An intriguing, thorough study of a little-known scientific expedition to the Dead Sea by a mid-19th-century U.S. Navy lieutenant.
Bain (Literature/Middlebury Coll.; The Old Iron Road: An Epic of Rails, Roads, and the Urge to Go West, 2004, etc.) unearths the facts of this 1848 expedition to the Holy Land, made big news at the time before being eclipsed by buzz of the Gold Rush. Only a handful of Westerners had actually explored the Dead Sea region—most to unfortunate outcomes—before Lt. William Francis Lynch set off. Lynch, a seasoned sea salt from Virginia, was steeped in bestselling travel memoirs of the Levantine regions by John Lloyd Stephens and Edward Robinson, and proposed to the Secretary of the Navy an expedition to the Dead Sea. The purpose was to take its measurements and thereby “advance the cause of science and gratify the whole Christian world.” Added to the Dead Sea’s elusiveness was its grim biblical associations as the place that had swallowed up in sulphur and smoke the five cities of the Vale of Siddim smote by Jehovah—namely Admah, Zeboiim, Zoar, Sodom and Gomorrah. (“Lot’s wife looked back as they fled to Zoar and became a pillar of salt.”) Vastly salty, prohibiting anything from growing in it, the sea marked the lowest point on earth, without an outlet but fed by the Jordan River from the Sea of Galilee. Down the river careened the small expedition in two lifeboats, including Lynch, draftsman John B. Dale, several “young, muscular, native-born Americans” and invaluable Arab helpers; they passed ruins of Crusader fortresses and Bedouin villages, and were occasionally accosted by pilgrims. Bain amply extracts from Lynch’s journal, depicting this mysterious, desolate, intensely moving place. Also included are Dale’s drawings, which hold an eerie, fanciful charm.

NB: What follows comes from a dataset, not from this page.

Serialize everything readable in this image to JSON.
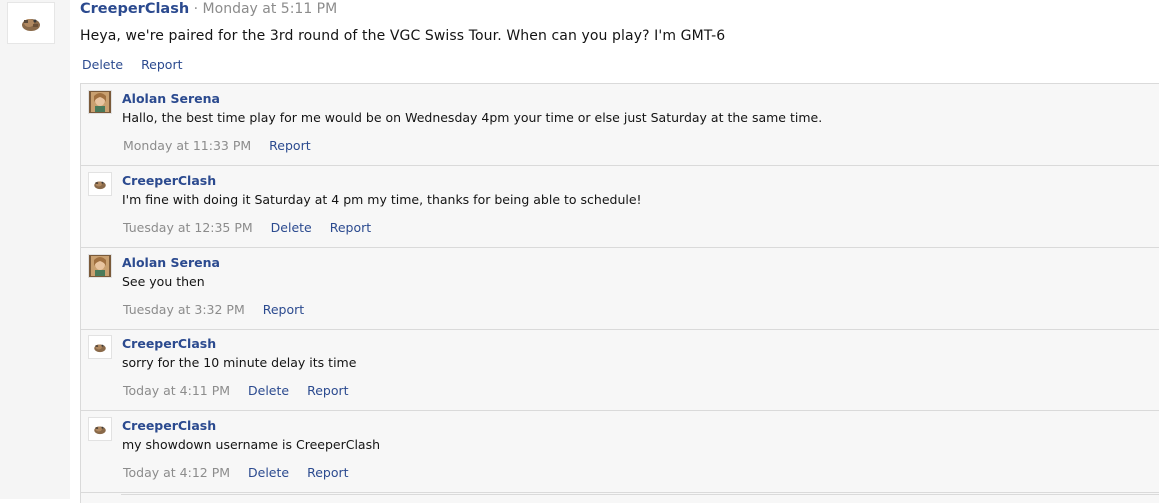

Like the expedition itself, a work of stringent epistemological curiosity and research.